When the New York City Department of Health and Mental Hygiene piloted a smoking cessation text messaging campaign, they got remarkable results. Not only did the text campaign double quite rates in heavy smokers, it also greatly decreased the likelihood of smoking again for certain groups.
Here’s how it worked. The NYC Department of Health always offers free smoking cessation help via their 311 city hotline. During the trial, when people called 311 for help they could also opt in for the text program.
The method was simple but effective. For six weeks, messages of encouragement alternated with tips like “Meet, greet, and defeat your triggers, don’t hide from them.” The texts were sent on a unique schedule for each participant – targeted to each individual’s quit date, so the right words of support could come at the right time. And segmented messaging allowed different programs for Spanish speakers or under-18 age groups.
The results were outstanding. People in the text messaging pilot were compared with a control who group did not receive the messages. 53% of heavy smokers quit vs. 25% of the control group, 43% vs. 29% in males, and 47% vs. 35% in 26-35-year-olds.

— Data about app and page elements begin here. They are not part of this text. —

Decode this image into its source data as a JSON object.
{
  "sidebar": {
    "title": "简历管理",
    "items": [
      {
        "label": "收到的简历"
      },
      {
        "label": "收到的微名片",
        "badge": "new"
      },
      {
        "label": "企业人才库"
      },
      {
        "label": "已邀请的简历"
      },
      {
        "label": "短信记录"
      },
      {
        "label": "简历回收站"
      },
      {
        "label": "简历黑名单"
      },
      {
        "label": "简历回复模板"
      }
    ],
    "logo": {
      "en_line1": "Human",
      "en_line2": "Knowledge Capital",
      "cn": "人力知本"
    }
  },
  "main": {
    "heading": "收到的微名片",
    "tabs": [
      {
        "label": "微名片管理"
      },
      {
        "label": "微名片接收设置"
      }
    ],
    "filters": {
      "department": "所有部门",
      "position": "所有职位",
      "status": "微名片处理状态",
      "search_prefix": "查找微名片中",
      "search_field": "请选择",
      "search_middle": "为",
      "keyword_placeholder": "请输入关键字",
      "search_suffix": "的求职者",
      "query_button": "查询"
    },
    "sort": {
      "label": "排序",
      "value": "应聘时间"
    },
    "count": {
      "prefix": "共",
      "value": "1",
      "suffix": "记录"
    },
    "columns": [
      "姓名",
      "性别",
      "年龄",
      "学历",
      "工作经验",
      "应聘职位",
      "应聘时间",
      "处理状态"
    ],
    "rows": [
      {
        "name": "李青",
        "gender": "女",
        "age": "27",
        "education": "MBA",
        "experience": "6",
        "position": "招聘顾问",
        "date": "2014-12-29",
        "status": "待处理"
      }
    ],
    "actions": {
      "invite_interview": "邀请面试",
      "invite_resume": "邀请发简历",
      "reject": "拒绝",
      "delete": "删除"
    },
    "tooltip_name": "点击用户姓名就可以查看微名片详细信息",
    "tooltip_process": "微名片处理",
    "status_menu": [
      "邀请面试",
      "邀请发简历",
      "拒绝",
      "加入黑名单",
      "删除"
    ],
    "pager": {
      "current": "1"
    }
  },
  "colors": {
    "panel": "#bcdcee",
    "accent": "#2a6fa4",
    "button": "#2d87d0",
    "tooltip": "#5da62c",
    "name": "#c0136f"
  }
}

It’s this kind of personalized, immediate communication that makes mobile such an effective tool for behavior change. We’ve watched mobile help people report unsafe conditions, motivate healthy parenting, and make parents likelier to vaccinate their children. And because of results like these, more and more health organizations are starting to incorporate texting into their programs.